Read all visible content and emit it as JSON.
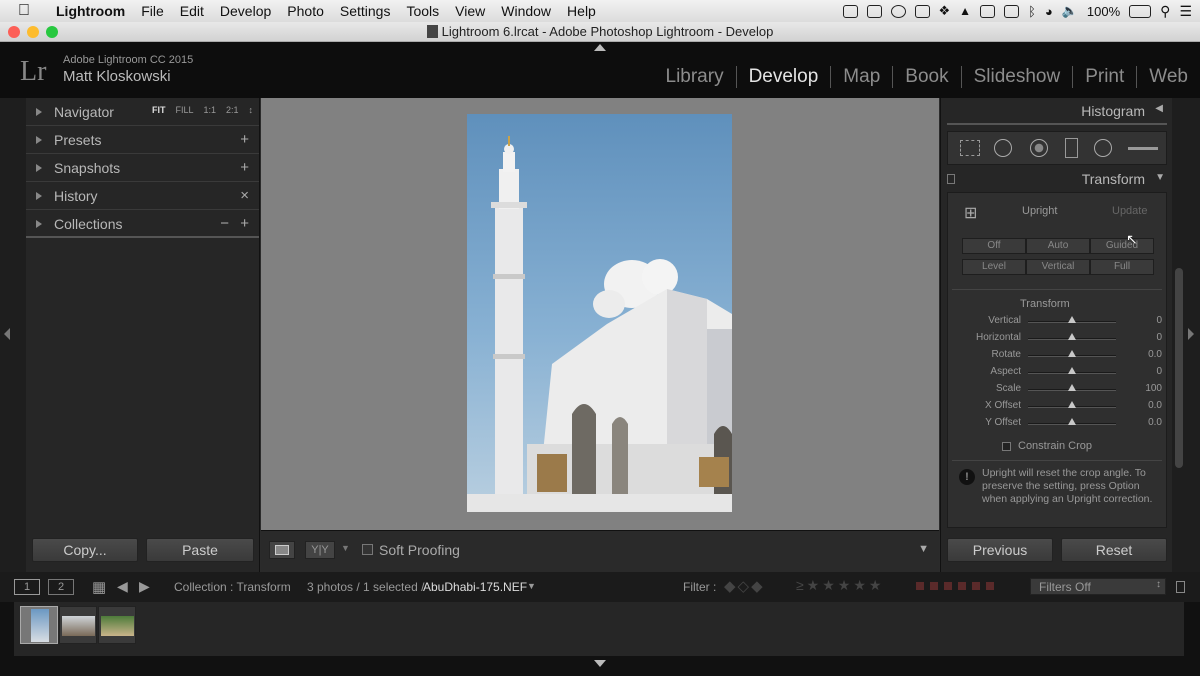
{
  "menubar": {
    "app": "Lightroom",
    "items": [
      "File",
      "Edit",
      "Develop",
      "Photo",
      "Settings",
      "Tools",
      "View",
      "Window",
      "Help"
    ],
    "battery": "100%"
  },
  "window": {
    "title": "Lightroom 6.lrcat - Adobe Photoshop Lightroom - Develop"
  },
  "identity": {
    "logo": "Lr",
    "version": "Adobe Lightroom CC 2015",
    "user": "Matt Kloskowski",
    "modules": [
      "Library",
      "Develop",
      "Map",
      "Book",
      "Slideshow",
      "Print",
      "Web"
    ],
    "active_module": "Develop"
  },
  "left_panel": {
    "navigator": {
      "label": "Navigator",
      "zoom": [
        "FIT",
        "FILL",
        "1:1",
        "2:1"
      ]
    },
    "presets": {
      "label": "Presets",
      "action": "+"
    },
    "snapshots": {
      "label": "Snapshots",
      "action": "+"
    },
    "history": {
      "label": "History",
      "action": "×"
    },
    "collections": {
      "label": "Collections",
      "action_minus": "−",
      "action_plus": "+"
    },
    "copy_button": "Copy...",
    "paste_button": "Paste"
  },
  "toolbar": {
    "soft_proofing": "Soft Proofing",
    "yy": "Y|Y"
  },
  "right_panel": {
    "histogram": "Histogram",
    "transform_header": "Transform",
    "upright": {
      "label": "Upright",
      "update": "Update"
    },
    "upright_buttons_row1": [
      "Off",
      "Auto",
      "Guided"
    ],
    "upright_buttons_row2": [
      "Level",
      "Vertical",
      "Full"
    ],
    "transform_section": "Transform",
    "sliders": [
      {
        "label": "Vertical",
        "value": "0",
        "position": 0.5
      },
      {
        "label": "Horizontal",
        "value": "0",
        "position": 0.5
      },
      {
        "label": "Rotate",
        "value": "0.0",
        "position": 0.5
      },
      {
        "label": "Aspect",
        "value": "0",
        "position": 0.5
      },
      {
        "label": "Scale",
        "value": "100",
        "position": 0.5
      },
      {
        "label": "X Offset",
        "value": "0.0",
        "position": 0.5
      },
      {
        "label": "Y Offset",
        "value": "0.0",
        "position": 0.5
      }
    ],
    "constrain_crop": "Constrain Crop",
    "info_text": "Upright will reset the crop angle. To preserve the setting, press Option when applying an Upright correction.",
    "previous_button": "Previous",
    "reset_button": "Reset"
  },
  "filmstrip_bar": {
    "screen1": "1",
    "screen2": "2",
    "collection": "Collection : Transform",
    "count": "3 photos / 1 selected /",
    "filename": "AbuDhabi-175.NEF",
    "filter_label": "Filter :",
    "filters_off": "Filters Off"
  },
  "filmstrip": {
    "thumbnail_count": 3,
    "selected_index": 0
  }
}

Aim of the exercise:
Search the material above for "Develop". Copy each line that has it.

Response:
      "Develop",
    "title": "Lightroom 6.lrcat - Adobe Photoshop Lightroom - Develop"
      "Develop",
    "active_module": "Develop"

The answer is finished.